Rev. Emmett Harrison of Oakdale Park CRC, Grand Rapids, reminded the audience that it was music that fueled the civil rights movement and that today we have additional ways of continuing the struggle, such as spoken word and hip hop.

He then introduced LeMarr Jackson, youth director at Madison Square CRC, Grand Rapids, and Scott Hofman, youth leader, who went on to deliver a powerful spoken word poem responding to the question “Where do we go from here?”

They challenged the audience to recognize the tendency to focus on King’s call for nonviolence and to love one another while forgetting the unpopular, hard truths he preached. Through their words they invited the audience to “repent for the silence” and called them to stand united against racism.

In his 1967 speech, Martin Luther King, Jr., called for a “divine dissatisfaction” until justice prevails. Rev. Reggie Smith, director of the Office of Race Relations and the Office of Social Justice, introduced keynote speaker Rev. Jim Wallis, saying, “I think these words describe Jim Wallis—there is a prophet under there.”

Wallis founded Sojourners in 1971 to help Christians put their faith into action for social justice — including the end to racism in the U.S.

Wallis began his address with lament, stating, “We are in a time when a nation’s soul is at stake,” but then quickly moved the audience to witness hope in the midst of turmoil, calling the third annual MLK gathering at Millbrook a sign of this hope.

Framing the conversation, he said, “Racism and poverty are both central issues of the gospel of Jesus Christ; they are religious issues, not political ones.”

Recognizing that racism is a theological issue and that the body of Christ is made up of all races and cultures, he posed the question, “Corinthians says when one part of the body suffers, we are all supposed to feel pain. When black and brown bodies suffer, do the white bodies feel pain?”

Drawing from the book of Genesis, he proclaimed that all are made in the image and likeness of God and that racism is a sin against God and all of God’s children. He continued, “Racism is throwing out imago dei, the image of God.

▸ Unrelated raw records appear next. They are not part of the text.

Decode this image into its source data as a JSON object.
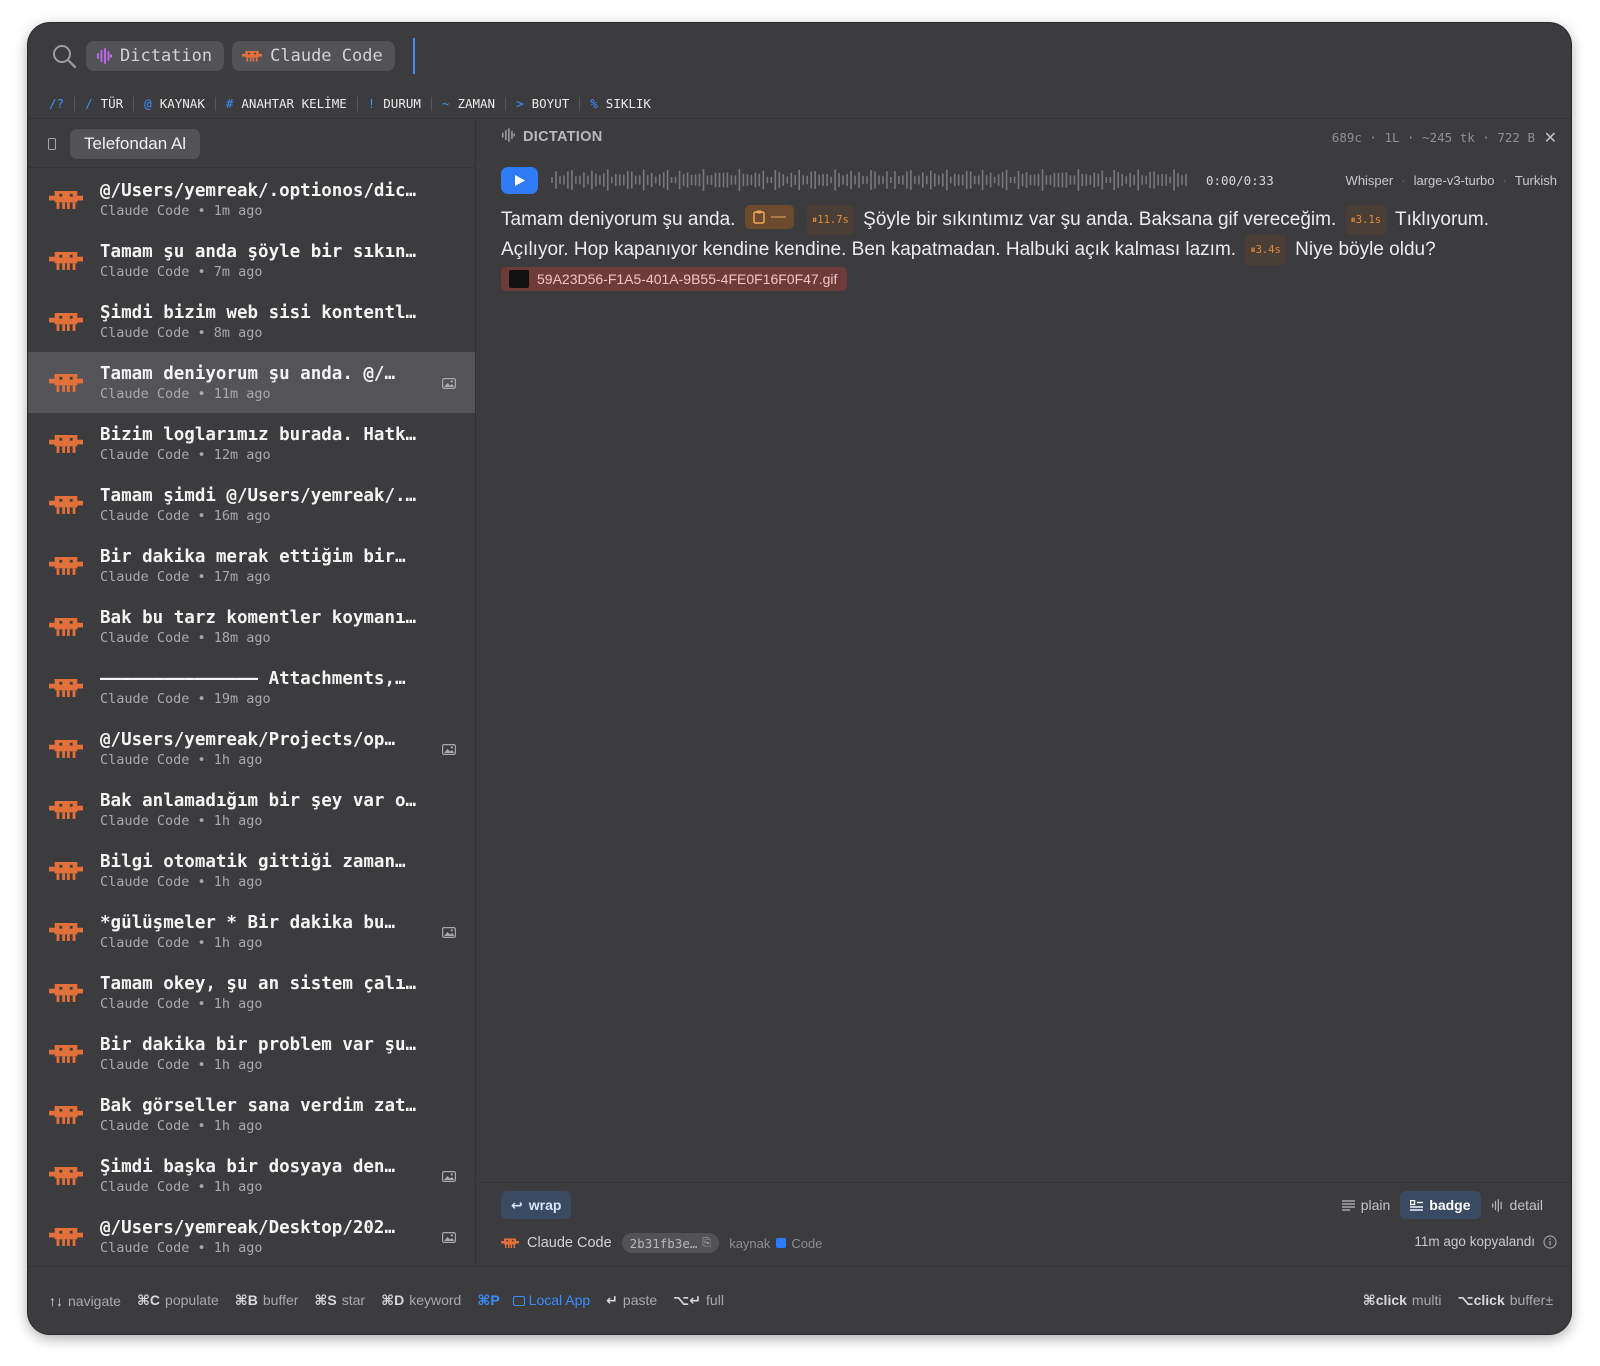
{
  "search": {
    "chips": [
      {
        "label": "Dictation",
        "icon": "waveform-icon"
      },
      {
        "label": "Claude Code",
        "icon": "claude-crab-icon"
      }
    ]
  },
  "filters": [
    {
      "symbol": "/?",
      "label": ""
    },
    {
      "symbol": "/",
      "label": "TÜR"
    },
    {
      "symbol": "@",
      "label": "KAYNAK"
    },
    {
      "symbol": "#",
      "label": "ANAHTAR KELİME"
    },
    {
      "symbol": "!",
      "label": "DURUM"
    },
    {
      "symbol": "~",
      "label": "ZAMAN"
    },
    {
      "symbol": ">",
      "label": "BOYUT"
    },
    {
      "symbol": "%",
      "label": "SIKLIK"
    }
  ],
  "left": {
    "phone_button": "Telefondan Al",
    "items": [
      {
        "title": "@/Users/yemreak/.optionos/dic…",
        "meta": "Claude Code • 1m ago",
        "image": false
      },
      {
        "title": "Tamam şu anda şöyle bir sıkın…",
        "meta": "Claude Code • 7m ago",
        "image": false
      },
      {
        "title": "Şimdi bizim web sisi kontentl…",
        "meta": "Claude Code • 8m ago",
        "image": false
      },
      {
        "title": "Tamam deniyorum şu anda. @/…",
        "meta": "Claude Code • 11m ago",
        "image": true,
        "selected": true
      },
      {
        "title": "Bizim loglarımız burada. Hatk…",
        "meta": "Claude Code • 12m ago",
        "image": false
      },
      {
        "title": "Tamam şimdi @/Users/yemreak/.…",
        "meta": "Claude Code • 16m ago",
        "image": false
      },
      {
        "title": "Bir dakika merak ettiğim bir…",
        "meta": "Claude Code • 17m ago",
        "image": false
      },
      {
        "title": "Bak bu tarz komentler koymanı…",
        "meta": "Claude Code • 18m ago",
        "image": false
      },
      {
        "title": "——————————————— Attachments,…",
        "meta": "Claude Code • 19m ago",
        "image": false
      },
      {
        "title": "@/Users/yemreak/Projects/op…",
        "meta": "Claude Code • 1h ago",
        "image": true
      },
      {
        "title": "Bak anlamadığım bir şey var o…",
        "meta": "Claude Code • 1h ago",
        "image": false
      },
      {
        "title": "Bilgi otomatik gittiği zaman…",
        "meta": "Claude Code • 1h ago",
        "image": false
      },
      {
        "title": "*gülüşmeler * Bir dakika bu…",
        "meta": "Claude Code • 1h ago",
        "image": true
      },
      {
        "title": "Tamam okey, şu an sistem çalı…",
        "meta": "Claude Code • 1h ago",
        "image": false
      },
      {
        "title": "Bir dakika bir problem var şu…",
        "meta": "Claude Code • 1h ago",
        "image": false
      },
      {
        "title": "Bak görseller sana verdim zat…",
        "meta": "Claude Code • 1h ago",
        "image": false
      },
      {
        "title": "Şimdi başka bir dosyaya den…",
        "meta": "Claude Code • 1h ago",
        "image": true
      },
      {
        "title": "@/Users/yemreak/Desktop/202…",
        "meta": "Claude Code • 1h ago",
        "image": true
      }
    ]
  },
  "detail": {
    "type_label": "DICTATION",
    "stats": "689c · 1L · ~245 tk · 722 B",
    "time": "0:00/0:33",
    "engine": "Whisper",
    "model": "large-v3-turbo",
    "language": "Turkish",
    "transcript": {
      "p1": "Tamam deniyorum şu anda.",
      "clip_badge": "—",
      "pause1": "11.7s",
      "p2": "Şöyle bir sıkıntımız var şu anda. Baksana gif vereceğim.",
      "pause2": "3.1s",
      "p3": "Tıklıyorum. Açılıyor. Hop kapanıyor kendine kendine. Ben kapatmadan. Halbuki açık kalması lazım.",
      "pause3": "3.4s",
      "p4": "Niye böyle oldu?",
      "attachment": "59A23D56-F1A5-401A-9B55-4FE0F16F0F47.gif"
    },
    "wrap": "wrap",
    "modes": {
      "plain": "plain",
      "badge": "badge",
      "detail": "detail",
      "active": "badge"
    },
    "source": "Claude Code",
    "hash": "2b31fb3e…",
    "kaynak_label": "kaynak",
    "code_label": "Code",
    "copied": "11m ago kopyalandı"
  },
  "bottom": {
    "hints": [
      {
        "key": "↑↓",
        "label": "navigate"
      },
      {
        "key": "⌘C",
        "label": "populate"
      },
      {
        "key": "⌘B",
        "label": "buffer"
      },
      {
        "key": "⌘S",
        "label": "star"
      },
      {
        "key": "⌘D",
        "label": "keyword"
      }
    ],
    "local_app": {
      "key": "⌘P",
      "label": "Local App"
    },
    "hints2": [
      {
        "key": "↵",
        "label": "paste"
      },
      {
        "key": "⌥↵",
        "label": "full"
      }
    ],
    "right_hints": [
      {
        "key": "⌘click",
        "label": "multi"
      },
      {
        "key": "⌥click",
        "label": "buffer±"
      }
    ]
  },
  "colors": {
    "accent": "#3b8dff",
    "claude": "#e2703a",
    "background": "#3c3c3f"
  }
}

It was Christians who said, “‘We can’t do this to people [slavery] if they are made in the image of God, so we’ll say they aren’t.’ Racism is America’s original sin, and it still lingers on.”

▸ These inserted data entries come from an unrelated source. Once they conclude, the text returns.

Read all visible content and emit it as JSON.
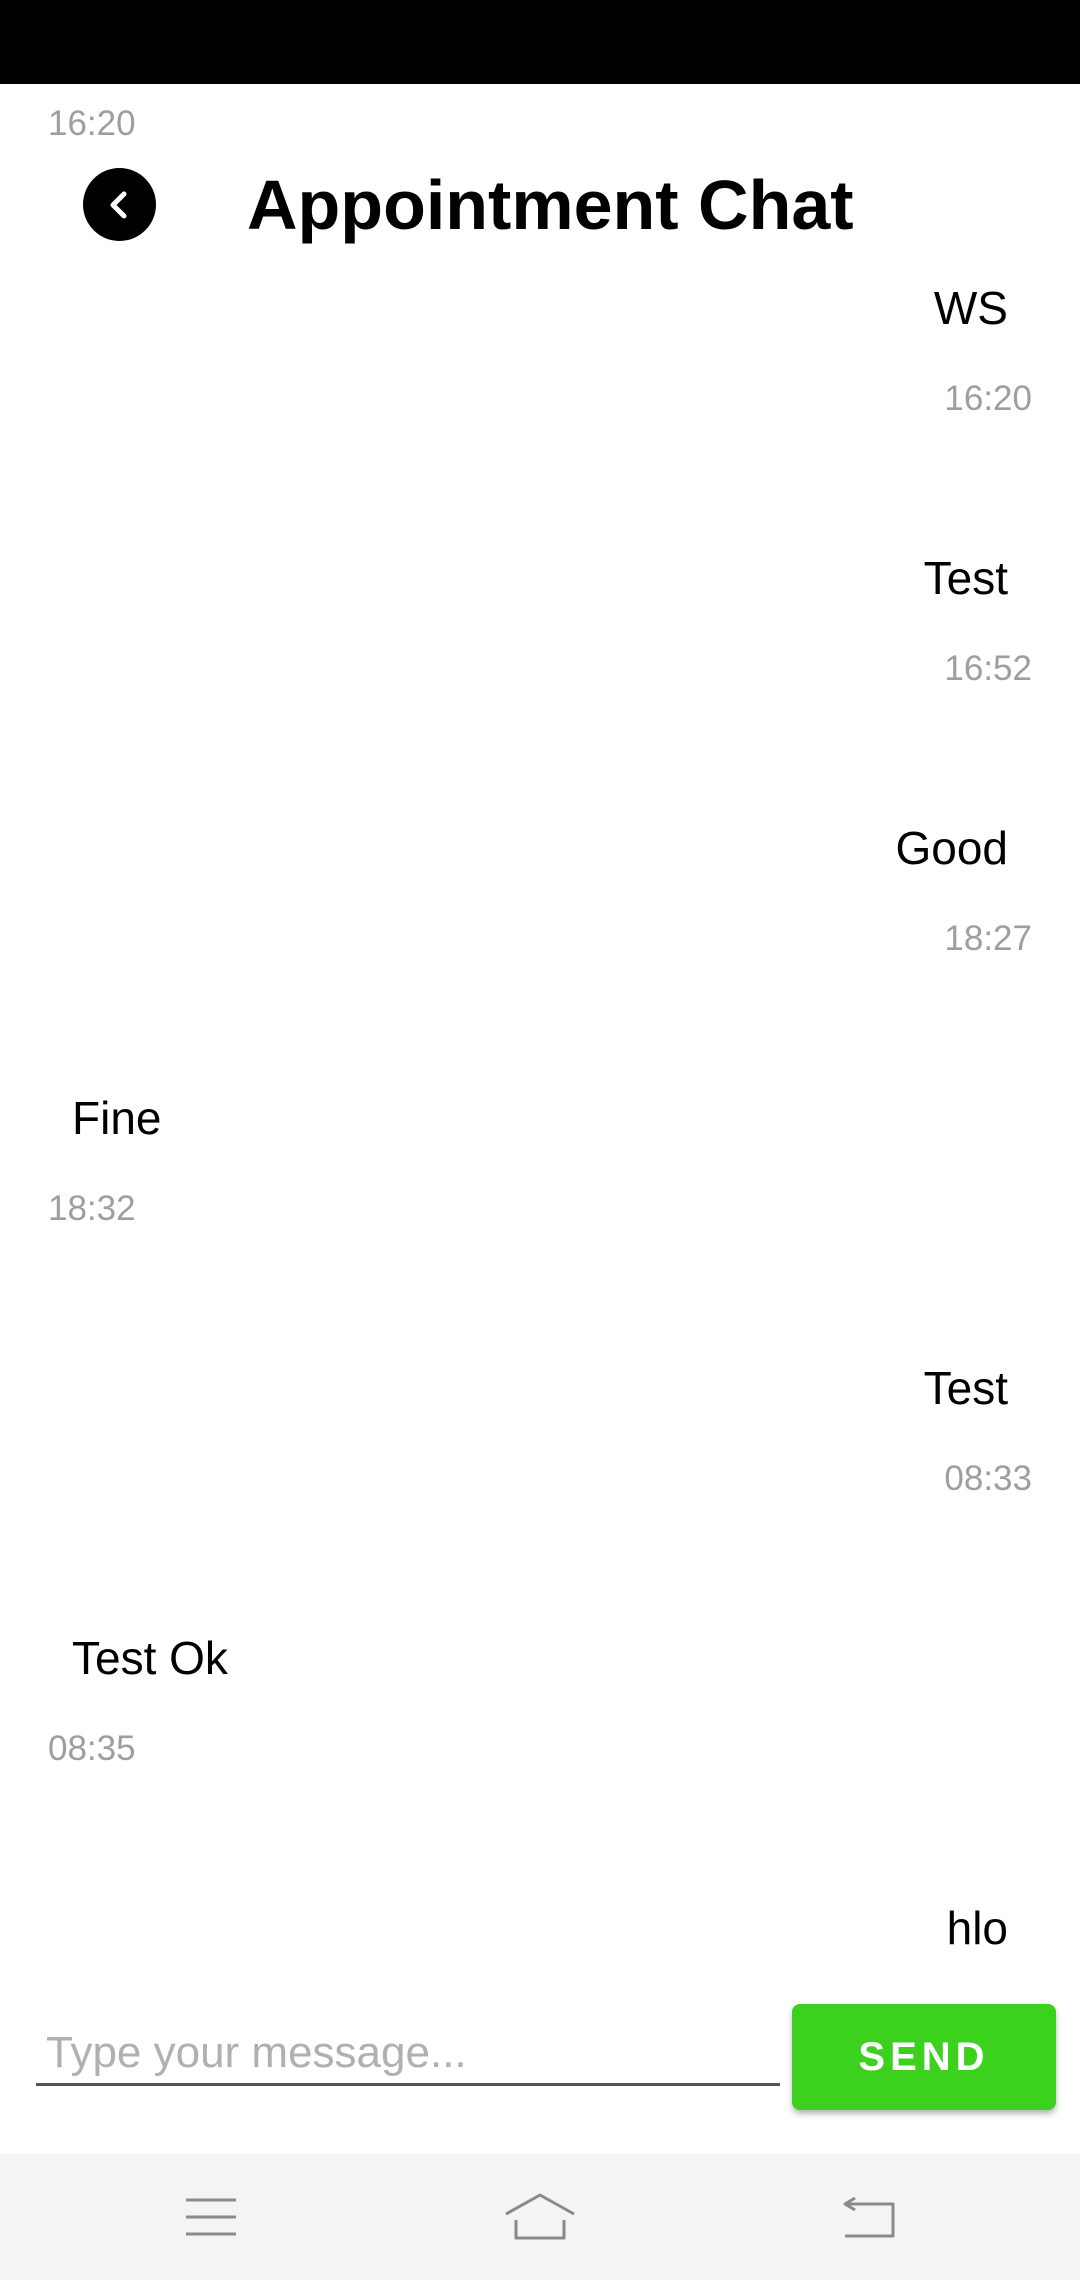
{
  "app": {
    "title": "Appointment Chat",
    "top_time": "16:20",
    "accent_color": "#3bd11c"
  },
  "messages": [
    {
      "side": "right",
      "text": "WS",
      "time": "16:20"
    },
    {
      "side": "right",
      "text": "Test",
      "time": "16:52"
    },
    {
      "side": "right",
      "text": "Good",
      "time": "18:27"
    },
    {
      "side": "left",
      "text": "Fine",
      "time": "18:32"
    },
    {
      "side": "right",
      "text": "Test",
      "time": "08:33"
    },
    {
      "side": "left",
      "text": "Test Ok",
      "time": "08:35"
    },
    {
      "side": "right",
      "text": "hlo",
      "time": ""
    }
  ],
  "composer": {
    "placeholder": "Type your message...",
    "value": "",
    "send_label": "SEND"
  },
  "nav": {
    "icons": [
      "menu-icon",
      "home-icon",
      "back-icon"
    ]
  }
}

He went on to talk about the structural and systematic nature of racism in the United States and challenged the crowd to think of racism beyond individual acts against one another.

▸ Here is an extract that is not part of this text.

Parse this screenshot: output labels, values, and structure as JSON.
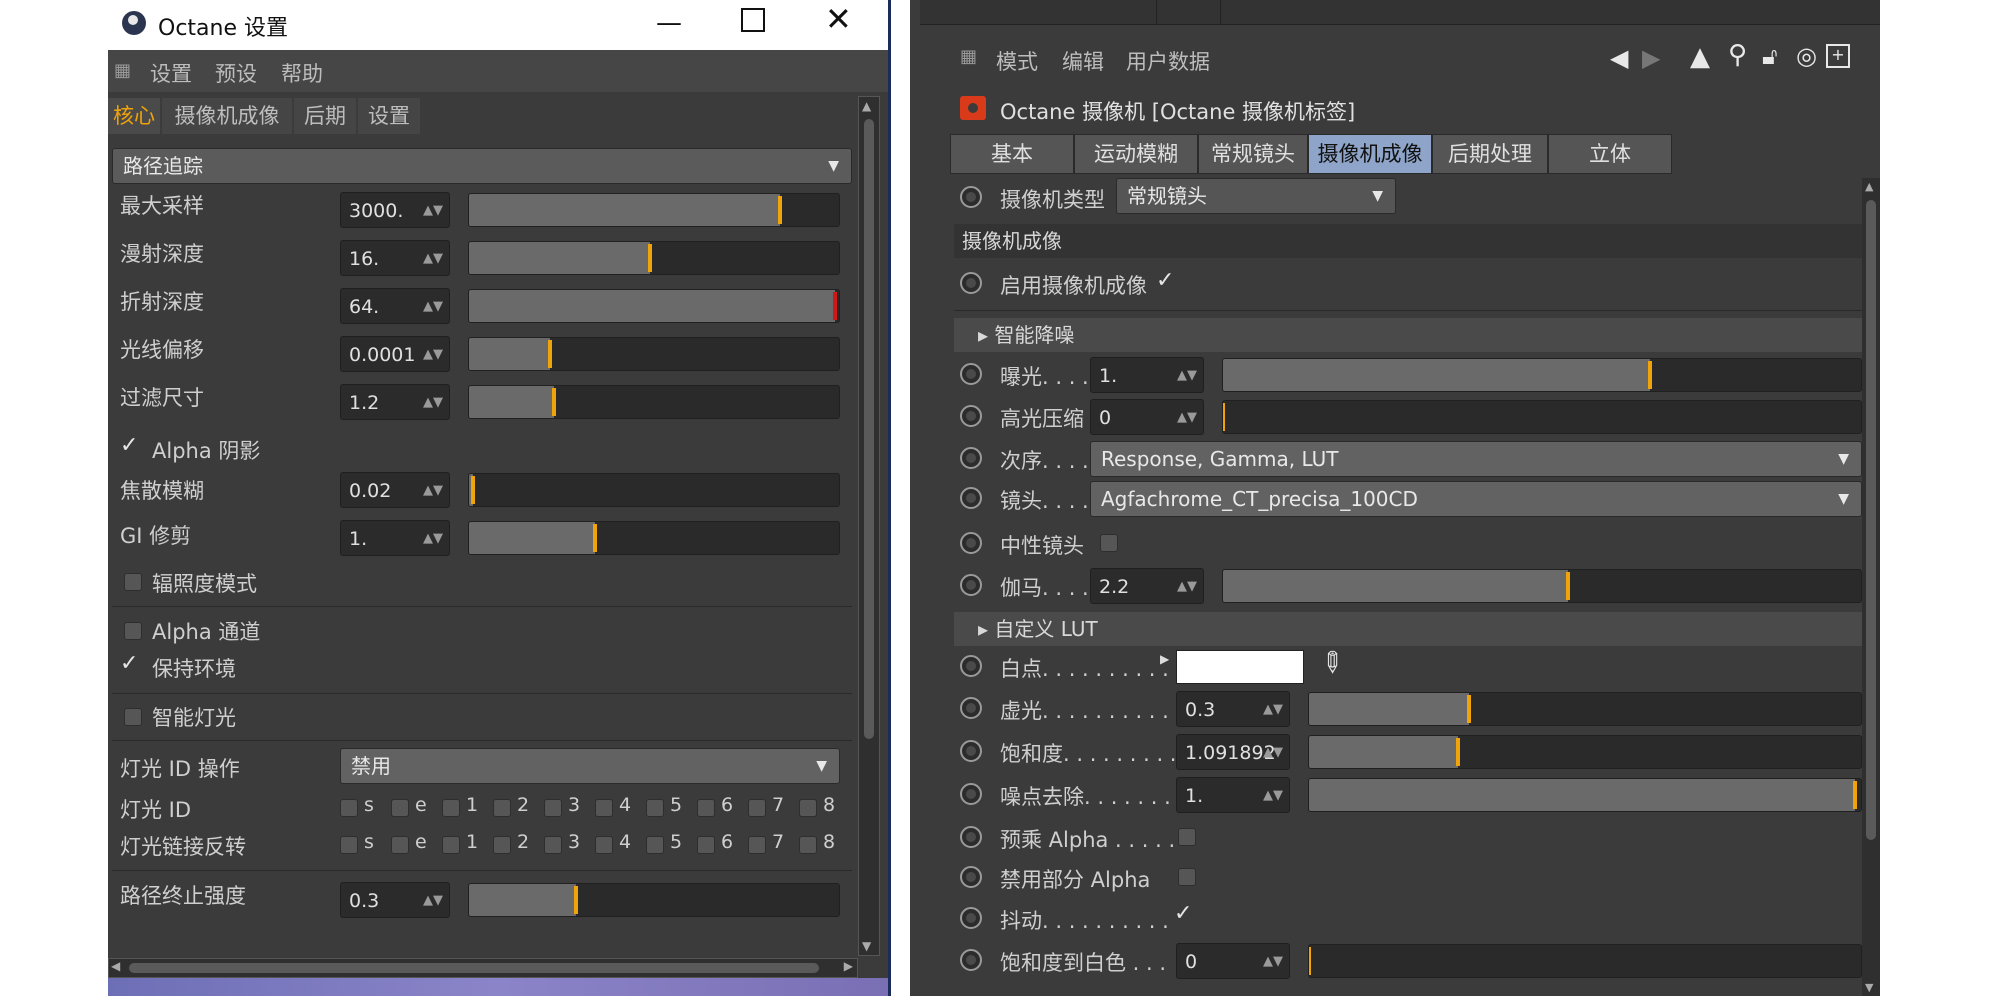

He said, “This original sin lingers on in criminal justice, housing, and more. Racism …. is more than individual behavior and hostility — that is our privatized, distorted theology that’s used to cover it up. Racism is systematic and structural and harms people of color in tangible ways.”

He continued by saying that racial segregation isn’t an accident but rather an intentional outcome based on policies such as redlining and unfair banking and housing practices — and as a result, people of different races don’t have relationships with one another. He said that we do not know each other’s stories, and he questioned, “How have we let these structures go against [the Word of God in] Corinthians?”

Considering King’s “Where do we go from here?” question, Wallis invited the audience to imagine the church being known for and united against the sin of racism. With hope he shared about an anti-racism gathering in Washington, D.C., last week where faith leaders from many backgrounds recognized the new urgency to work together to defeat racism.

In some of his closing words Wallis also quoted MLK: “Human progress is neither automatic nor inevitable . . . Every step toward the goal of justice requires sacrifice, suffering, and struggle; the tireless exertions and passionate concern of dedicated individuals,” And, Wallis quoted King, “We must accept finite disappointment, but never lose infinite hope.”

The evening concluded with a dance performed by youth from Grace CRC, Grand Rapids, to the song “Glory” by John Legend — and with a prayer that included the words “Let us be dissatisfied with the status quo of this world, that we might live in the light of your glory, Lord, arm in arm. To do justice, to love mercy, and to walk humbly with you, O God, that we might be known by the God who unites us rather than the sins that divide us.”